ASSIGNMENT -
Nothing but a number should be returned: the count of lines in the records that contain "JSON".
┏━━
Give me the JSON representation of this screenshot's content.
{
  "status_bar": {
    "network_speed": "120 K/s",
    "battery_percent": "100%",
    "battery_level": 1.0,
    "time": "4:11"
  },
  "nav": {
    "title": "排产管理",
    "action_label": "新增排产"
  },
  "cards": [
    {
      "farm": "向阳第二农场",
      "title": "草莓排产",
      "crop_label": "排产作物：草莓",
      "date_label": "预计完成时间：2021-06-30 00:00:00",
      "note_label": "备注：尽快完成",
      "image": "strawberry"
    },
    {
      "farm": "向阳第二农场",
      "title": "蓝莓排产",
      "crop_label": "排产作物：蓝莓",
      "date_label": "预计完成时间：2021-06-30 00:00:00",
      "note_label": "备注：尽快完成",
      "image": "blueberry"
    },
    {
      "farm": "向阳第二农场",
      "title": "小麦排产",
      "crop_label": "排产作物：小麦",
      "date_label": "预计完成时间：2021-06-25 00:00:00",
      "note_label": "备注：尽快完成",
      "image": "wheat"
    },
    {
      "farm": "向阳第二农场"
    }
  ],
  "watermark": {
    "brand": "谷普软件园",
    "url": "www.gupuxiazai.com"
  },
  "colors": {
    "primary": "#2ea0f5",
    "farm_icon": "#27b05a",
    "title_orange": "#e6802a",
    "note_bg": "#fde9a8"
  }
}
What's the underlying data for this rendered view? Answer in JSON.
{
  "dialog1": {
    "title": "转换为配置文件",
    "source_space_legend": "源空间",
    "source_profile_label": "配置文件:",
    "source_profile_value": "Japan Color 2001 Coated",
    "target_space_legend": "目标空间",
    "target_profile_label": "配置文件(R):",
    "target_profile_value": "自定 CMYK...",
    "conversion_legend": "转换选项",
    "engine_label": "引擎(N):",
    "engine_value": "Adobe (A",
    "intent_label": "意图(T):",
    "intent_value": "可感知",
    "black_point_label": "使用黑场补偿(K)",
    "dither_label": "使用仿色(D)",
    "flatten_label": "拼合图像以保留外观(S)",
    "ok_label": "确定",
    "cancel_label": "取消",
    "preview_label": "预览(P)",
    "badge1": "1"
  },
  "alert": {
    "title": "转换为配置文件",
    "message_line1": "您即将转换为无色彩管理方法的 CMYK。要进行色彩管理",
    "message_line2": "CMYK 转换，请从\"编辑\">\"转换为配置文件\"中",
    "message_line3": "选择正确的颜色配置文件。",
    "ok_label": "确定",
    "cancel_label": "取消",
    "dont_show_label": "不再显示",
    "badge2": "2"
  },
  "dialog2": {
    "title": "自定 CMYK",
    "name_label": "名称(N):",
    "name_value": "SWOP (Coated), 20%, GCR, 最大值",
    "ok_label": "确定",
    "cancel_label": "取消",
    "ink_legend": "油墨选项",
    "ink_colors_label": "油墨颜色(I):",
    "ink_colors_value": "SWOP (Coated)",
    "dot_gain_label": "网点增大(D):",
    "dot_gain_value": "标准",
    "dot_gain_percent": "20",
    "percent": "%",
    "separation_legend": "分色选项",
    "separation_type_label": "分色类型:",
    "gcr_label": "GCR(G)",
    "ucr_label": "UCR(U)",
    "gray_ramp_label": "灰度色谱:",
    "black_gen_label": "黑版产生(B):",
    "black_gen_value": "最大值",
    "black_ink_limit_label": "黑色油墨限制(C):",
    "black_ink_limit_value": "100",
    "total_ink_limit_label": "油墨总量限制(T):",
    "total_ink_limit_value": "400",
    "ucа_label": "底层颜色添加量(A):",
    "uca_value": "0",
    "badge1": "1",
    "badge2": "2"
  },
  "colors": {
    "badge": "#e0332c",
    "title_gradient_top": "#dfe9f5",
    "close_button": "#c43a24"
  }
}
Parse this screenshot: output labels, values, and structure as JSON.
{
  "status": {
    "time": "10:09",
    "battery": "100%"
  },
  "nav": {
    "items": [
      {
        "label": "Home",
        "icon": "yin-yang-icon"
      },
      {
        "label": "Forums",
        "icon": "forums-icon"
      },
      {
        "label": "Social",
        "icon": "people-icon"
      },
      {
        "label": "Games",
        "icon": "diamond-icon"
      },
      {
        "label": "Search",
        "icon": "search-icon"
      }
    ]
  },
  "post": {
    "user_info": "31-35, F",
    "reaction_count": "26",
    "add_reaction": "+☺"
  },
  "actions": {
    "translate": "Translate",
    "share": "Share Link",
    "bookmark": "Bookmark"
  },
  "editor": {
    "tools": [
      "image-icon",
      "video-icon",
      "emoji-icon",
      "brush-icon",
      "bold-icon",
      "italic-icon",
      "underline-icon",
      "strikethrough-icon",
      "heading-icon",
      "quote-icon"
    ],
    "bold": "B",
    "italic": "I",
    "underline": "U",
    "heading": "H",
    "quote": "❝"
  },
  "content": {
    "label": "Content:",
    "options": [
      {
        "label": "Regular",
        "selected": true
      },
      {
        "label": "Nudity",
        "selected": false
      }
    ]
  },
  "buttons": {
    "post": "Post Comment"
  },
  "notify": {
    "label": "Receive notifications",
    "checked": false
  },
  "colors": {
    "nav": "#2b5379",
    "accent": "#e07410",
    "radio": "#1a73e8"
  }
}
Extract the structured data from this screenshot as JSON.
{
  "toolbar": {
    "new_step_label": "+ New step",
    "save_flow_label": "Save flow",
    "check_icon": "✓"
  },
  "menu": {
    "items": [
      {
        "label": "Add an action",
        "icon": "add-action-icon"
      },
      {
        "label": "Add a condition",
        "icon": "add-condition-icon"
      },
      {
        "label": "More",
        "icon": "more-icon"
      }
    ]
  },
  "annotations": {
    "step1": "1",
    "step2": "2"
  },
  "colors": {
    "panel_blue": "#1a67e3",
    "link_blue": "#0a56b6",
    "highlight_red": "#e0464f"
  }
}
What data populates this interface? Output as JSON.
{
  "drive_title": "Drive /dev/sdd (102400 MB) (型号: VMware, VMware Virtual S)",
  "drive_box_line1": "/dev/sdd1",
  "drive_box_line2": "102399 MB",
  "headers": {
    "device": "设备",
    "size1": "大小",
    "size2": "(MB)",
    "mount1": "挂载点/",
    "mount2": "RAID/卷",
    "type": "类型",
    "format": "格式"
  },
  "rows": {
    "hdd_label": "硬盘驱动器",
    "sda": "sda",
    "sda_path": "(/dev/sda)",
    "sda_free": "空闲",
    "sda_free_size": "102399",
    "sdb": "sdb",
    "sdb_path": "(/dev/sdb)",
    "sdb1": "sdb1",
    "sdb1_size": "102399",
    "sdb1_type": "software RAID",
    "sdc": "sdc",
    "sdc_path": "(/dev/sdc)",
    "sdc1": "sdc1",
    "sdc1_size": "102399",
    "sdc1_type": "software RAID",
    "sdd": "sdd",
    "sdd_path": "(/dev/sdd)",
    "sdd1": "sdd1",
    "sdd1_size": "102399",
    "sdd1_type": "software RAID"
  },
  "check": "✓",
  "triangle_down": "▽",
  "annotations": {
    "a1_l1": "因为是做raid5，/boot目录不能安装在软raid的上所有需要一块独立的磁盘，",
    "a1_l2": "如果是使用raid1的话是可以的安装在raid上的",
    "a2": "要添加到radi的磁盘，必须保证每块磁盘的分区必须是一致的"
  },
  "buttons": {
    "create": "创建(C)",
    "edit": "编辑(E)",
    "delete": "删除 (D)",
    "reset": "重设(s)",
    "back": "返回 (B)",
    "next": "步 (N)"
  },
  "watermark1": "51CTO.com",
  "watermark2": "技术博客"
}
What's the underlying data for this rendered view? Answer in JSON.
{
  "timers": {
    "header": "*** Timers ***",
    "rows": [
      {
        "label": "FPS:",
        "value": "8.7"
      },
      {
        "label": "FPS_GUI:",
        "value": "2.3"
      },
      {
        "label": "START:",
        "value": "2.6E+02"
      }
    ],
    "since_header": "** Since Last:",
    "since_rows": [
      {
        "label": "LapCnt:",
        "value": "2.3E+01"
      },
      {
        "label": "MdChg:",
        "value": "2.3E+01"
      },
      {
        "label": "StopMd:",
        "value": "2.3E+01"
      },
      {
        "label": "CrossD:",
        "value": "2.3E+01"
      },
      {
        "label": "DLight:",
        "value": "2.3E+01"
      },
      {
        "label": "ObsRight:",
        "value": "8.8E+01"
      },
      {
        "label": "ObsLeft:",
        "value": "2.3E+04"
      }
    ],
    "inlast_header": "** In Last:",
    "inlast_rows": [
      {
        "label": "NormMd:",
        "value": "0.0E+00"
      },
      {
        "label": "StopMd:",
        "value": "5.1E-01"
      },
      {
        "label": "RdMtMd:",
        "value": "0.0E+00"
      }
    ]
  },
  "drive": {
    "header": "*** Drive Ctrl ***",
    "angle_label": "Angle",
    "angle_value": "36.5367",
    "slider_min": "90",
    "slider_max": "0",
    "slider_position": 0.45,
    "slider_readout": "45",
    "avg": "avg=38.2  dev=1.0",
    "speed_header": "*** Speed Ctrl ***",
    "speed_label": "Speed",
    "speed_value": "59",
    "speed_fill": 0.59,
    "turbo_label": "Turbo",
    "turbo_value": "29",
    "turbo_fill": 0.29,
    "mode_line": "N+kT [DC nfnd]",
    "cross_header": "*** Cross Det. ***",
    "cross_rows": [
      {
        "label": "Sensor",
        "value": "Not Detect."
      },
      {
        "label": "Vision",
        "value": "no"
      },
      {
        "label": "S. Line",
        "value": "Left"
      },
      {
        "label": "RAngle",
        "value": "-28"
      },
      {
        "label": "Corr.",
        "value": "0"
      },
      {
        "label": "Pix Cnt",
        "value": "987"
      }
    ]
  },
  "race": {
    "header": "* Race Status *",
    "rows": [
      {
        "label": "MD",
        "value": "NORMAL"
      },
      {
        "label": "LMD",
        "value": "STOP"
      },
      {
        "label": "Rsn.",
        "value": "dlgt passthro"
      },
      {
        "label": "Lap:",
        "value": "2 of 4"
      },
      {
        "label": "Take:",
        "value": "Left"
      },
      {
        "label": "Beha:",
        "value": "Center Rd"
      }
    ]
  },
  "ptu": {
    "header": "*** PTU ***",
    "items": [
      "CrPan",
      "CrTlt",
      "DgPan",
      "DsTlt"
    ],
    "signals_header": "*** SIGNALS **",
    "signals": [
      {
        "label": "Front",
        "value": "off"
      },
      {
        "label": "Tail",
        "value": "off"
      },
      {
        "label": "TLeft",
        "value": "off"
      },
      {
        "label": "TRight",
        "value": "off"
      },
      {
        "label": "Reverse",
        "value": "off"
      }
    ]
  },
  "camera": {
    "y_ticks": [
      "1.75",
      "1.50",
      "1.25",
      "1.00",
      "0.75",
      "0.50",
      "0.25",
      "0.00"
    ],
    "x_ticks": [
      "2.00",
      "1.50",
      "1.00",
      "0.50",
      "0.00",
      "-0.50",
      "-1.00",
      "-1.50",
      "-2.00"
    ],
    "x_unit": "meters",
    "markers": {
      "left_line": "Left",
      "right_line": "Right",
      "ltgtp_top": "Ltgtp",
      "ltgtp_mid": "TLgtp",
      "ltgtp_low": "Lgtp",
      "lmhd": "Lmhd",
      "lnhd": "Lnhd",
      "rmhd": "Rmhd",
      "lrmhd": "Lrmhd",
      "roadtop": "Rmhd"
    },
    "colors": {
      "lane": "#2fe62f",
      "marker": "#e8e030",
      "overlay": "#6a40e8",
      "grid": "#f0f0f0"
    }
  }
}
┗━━
YOUR RESPONSE -
6